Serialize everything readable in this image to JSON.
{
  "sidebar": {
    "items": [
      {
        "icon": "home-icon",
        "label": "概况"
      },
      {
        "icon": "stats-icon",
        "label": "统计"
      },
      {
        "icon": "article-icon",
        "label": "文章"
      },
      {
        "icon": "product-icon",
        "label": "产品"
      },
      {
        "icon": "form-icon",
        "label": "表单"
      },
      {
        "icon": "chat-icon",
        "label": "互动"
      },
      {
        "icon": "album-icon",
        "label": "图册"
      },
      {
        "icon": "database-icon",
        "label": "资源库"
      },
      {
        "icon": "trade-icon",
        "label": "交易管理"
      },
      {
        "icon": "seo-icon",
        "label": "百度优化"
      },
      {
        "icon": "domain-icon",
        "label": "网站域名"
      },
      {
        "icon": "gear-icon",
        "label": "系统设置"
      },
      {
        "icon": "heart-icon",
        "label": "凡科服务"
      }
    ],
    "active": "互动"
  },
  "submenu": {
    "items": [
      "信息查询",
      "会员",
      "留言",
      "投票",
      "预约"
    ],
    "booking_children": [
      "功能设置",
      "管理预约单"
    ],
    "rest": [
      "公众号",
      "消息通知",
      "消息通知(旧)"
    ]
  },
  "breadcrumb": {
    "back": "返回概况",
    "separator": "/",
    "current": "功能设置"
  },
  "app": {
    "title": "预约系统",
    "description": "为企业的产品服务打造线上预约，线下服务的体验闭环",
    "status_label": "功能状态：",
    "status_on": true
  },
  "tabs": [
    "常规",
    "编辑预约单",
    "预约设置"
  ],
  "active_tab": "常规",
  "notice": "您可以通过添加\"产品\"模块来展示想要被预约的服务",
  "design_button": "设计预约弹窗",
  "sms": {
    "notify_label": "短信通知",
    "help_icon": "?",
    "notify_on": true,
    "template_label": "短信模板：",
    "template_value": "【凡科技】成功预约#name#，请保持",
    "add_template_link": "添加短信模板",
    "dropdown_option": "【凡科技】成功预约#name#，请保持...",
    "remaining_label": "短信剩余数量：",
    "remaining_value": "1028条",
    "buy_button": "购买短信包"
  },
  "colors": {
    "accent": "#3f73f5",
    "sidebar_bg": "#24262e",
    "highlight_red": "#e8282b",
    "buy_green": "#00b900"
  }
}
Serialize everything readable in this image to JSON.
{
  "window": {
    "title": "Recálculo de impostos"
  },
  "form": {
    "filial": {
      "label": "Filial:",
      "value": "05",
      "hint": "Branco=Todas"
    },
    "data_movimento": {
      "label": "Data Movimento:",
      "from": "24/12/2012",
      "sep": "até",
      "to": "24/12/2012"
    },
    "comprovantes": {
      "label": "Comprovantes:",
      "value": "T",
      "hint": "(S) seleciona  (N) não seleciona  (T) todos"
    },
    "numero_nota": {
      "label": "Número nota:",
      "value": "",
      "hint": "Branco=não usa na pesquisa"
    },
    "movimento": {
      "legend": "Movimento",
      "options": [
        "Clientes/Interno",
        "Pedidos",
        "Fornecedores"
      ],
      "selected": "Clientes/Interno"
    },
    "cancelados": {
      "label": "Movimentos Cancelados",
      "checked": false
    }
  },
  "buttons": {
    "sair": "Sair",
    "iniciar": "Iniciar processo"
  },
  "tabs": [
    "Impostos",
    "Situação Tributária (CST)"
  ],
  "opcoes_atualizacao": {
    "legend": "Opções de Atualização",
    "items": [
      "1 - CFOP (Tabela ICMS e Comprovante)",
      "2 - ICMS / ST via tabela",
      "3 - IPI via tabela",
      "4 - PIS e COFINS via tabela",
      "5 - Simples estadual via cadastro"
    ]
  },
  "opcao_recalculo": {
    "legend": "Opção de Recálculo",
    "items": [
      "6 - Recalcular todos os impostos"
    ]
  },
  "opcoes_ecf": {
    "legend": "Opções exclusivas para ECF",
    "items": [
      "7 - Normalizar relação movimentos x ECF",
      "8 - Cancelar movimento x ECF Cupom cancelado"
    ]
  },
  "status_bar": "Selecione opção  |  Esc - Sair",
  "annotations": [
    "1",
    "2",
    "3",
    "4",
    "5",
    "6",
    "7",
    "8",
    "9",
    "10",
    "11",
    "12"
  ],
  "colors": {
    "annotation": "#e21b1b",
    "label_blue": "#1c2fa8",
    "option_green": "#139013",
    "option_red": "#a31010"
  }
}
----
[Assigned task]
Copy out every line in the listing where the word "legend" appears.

[Your response]
      "legend": "Movimento",
    "legend": "Opções de Atualização",
    "legend": "Opção de Recálculo",
    "legend": "Opções exclusivas para ECF",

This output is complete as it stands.